WORK TO COMPLETE ▸
Repeat the records below verbatim.

-*-

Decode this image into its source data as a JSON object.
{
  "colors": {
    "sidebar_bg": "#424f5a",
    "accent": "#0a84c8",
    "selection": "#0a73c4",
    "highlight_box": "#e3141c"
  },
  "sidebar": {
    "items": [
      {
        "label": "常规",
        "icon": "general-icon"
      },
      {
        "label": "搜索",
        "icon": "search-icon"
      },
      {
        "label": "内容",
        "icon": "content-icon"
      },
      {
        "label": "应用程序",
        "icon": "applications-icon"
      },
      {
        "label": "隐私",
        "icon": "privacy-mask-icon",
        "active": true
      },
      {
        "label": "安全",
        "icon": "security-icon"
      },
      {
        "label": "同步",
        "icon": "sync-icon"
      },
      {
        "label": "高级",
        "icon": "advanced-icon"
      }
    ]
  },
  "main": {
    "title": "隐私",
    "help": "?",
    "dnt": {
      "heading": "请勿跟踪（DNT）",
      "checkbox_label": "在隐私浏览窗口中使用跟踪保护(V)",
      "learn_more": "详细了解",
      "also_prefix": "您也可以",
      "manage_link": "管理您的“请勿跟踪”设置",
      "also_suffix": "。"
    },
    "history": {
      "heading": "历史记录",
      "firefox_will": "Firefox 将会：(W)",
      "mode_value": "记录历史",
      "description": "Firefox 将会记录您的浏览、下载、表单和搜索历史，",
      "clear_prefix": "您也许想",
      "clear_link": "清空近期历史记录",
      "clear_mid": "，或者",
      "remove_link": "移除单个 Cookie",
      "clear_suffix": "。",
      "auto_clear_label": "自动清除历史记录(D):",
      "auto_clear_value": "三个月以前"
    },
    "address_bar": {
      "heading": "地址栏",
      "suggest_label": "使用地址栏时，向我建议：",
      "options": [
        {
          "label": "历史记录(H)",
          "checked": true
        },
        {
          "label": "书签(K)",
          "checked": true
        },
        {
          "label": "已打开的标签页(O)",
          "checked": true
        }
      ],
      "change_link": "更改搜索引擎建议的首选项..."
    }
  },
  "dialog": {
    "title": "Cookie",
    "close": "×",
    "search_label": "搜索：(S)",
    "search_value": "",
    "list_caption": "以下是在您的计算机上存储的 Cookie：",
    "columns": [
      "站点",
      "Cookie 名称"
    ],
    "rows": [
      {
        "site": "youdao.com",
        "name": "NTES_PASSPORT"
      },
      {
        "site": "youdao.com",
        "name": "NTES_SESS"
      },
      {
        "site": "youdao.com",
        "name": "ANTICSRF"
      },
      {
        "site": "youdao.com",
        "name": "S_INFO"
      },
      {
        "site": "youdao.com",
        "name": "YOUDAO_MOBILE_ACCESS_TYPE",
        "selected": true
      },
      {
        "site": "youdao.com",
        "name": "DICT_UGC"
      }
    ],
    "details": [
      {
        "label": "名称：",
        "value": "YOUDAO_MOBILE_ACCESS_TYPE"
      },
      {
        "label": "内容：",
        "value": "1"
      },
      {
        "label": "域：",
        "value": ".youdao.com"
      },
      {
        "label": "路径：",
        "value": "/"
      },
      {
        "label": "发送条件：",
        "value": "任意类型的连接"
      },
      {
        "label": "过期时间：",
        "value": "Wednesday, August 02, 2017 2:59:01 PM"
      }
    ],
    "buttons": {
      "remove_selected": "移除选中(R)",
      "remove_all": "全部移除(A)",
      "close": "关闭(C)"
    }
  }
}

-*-

RESULT ▸
Decode this image into its source data as a JSON object.
{
  "colors": {
    "sidebar_bg": "#424f5a",
    "accent": "#0a84c8",
    "selection": "#0a73c4",
    "highlight_box": "#e3141c"
  },
  "sidebar": {
    "items": [
      {
        "label": "常规",
        "icon": "general-icon"
      },
      {
        "label": "搜索",
        "icon": "search-icon"
      },
      {
        "label": "内容",
        "icon": "content-icon"
      },
      {
        "label": "应用程序",
        "icon": "applications-icon"
      },
      {
        "label": "隐私",
        "icon": "privacy-mask-icon",
        "active": true
      },
      {
        "label": "安全",
        "icon": "security-icon"
      },
      {
        "label": "同步",
        "icon": "sync-icon"
      },
      {
        "label": "高级",
        "icon": "advanced-icon"
      }
    ]
  },
  "main": {
    "title": "隐私",
    "help": "?",
    "dnt": {
      "heading": "请勿跟踪（DNT）",
      "checkbox_label": "在隐私浏览窗口中使用跟踪保护(V)",
      "learn_more": "详细了解",
      "also_prefix": "您也可以",
      "manage_link": "管理您的“请勿跟踪”设置",
      "also_suffix": "。"
    },
    "history": {
      "heading": "历史记录",
      "firefox_will": "Firefox 将会：(W)",
      "mode_value": "记录历史",
      "description": "Firefox 将会记录您的浏览、下载、表单和搜索历史，",
      "clear_prefix": "您也许想",
      "clear_link": "清空近期历史记录",
      "clear_mid": "，或者",
      "remove_link": "移除单个 Cookie",
      "clear_suffix": "。",
      "auto_clear_label": "自动清除历史记录(D):",
      "auto_clear_value": "三个月以前"
    },
    "address_bar": {
      "heading": "地址栏",
      "suggest_label": "使用地址栏时，向我建议：",
      "options": [
        {
          "label": "历史记录(H)",
          "checked": true
        },
        {
          "label": "书签(K)",
          "checked": true
        },
        {
          "label": "已打开的标签页(O)",
          "checked": true
        }
      ],
      "change_link": "更改搜索引擎建议的首选项..."
    }
  },
  "dialog": {
    "title": "Cookie",
    "close": "×",
    "search_label": "搜索：(S)",
    "search_value": "",
    "list_caption": "以下是在您的计算机上存储的 Cookie：",
    "columns": [
      "站点",
      "Cookie 名称"
    ],
    "rows": [
      {
        "site": "youdao.com",
        "name": "NTES_PASSPORT"
      },
      {
        "site": "youdao.com",
        "name": "NTES_SESS"
      },
      {
        "site": "youdao.com",
        "name": "ANTICSRF"
      },
      {
        "site": "youdao.com",
        "name": "S_INFO"
      },
      {
        "site": "youdao.com",
        "name": "YOUDAO_MOBILE_ACCESS_TYPE",
        "selected": true
      },
      {
        "site": "youdao.com",
        "name": "DICT_UGC"
      }
    ],
    "details": [
      {
        "label": "名称：",
        "value": "YOUDAO_MOBILE_ACCESS_TYPE"
      },
      {
        "label": "内容：",
        "value": "1"
      },
      {
        "label": "域：",
        "value": ".youdao.com"
      },
      {
        "label": "路径：",
        "value": "/"
      },
      {
        "label": "发送条件：",
        "value": "任意类型的连接"
      },
      {
        "label": "过期时间：",
        "value": "Wednesday, August 02, 2017 2:59:01 PM"
      }
    ],
    "buttons": {
      "remove_selected": "移除选中(R)",
      "remove_all": "全部移除(A)",
      "close": "关闭(C)"
    }
  }
}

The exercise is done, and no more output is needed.